Tuesday, May 20, 2008
Julia Child by Laura Shapiro
This account about Julia Child is enjoyable and interesting from the first page of the preface to the last page of the book. What we saw of her on television was the animation of a woman of may facets. Her life began in California where she grew into a society girl-fun loving and carefree. Her college days were spent at Smith where she continued enjoying friends and parties. During World War II she realized that she had better start getting serious about life. So she made the leap from society girl to working for the Office of Strategic Services. She began as a file clerk at the stateside office and then went to India and Ceylon where she set up the filing system used by the China-Burma-India theater which tracked intelligence gathering. It was during her days with the OSS that she met people who stretched her mind and made her think about deeper things than getting invited to parties or the seating arrangement at a fancy dinner. One of the people she met was Paul Child. He was a very talented OSS worker in the visual presentation unit responsible for maps, displays and photography. One of his great loves was for good food. Through him Julia began an interest in food and cooking. She later trained at the Cordon Bleu in France. While living and training there she made friends who would be life long associates and confidants.

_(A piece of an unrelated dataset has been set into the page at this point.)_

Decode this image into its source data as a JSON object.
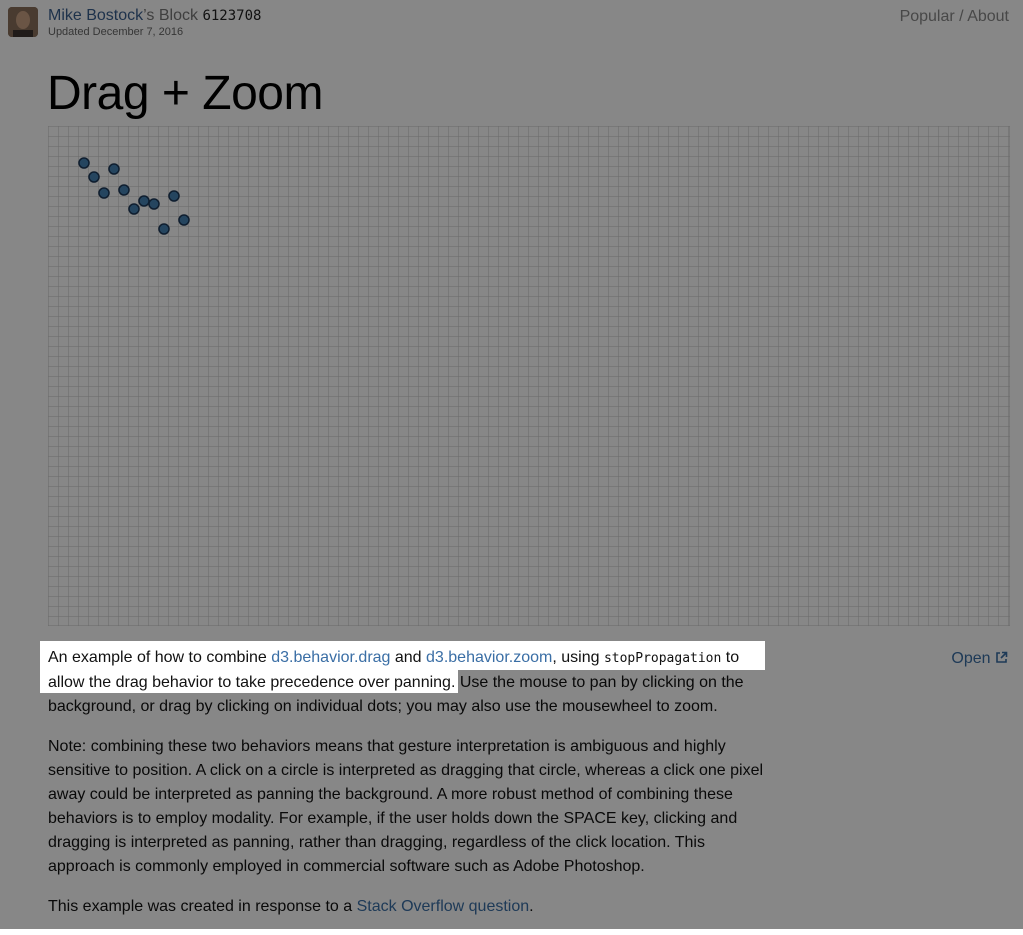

Two of them dreamed with Julia to write a cookbook for Americans to learn the art of French cooking. The three collaborated on the project for years. During this time Julia was determined that each recipe, each piece of advice in their book must be tested repeatedly before making it into the manuscript and print. She was tireless in the pursuit of excellence. Along the way she was also a society hostess for Paul during the years of civil service abroad. The Julia we saw on television came later to further interest in French cooking. She had a natural television presence and made people comfortable with cooking. And of course her voice was unique -people still imitate her and the bubbly excitement she had for fresh ingredients. Part of her I was unaware of was her crusading influence about food production. She was opinionated about many things and these opinions changed with time. In her last years she was without Paul which hurt terribly but always she was interested in cooking.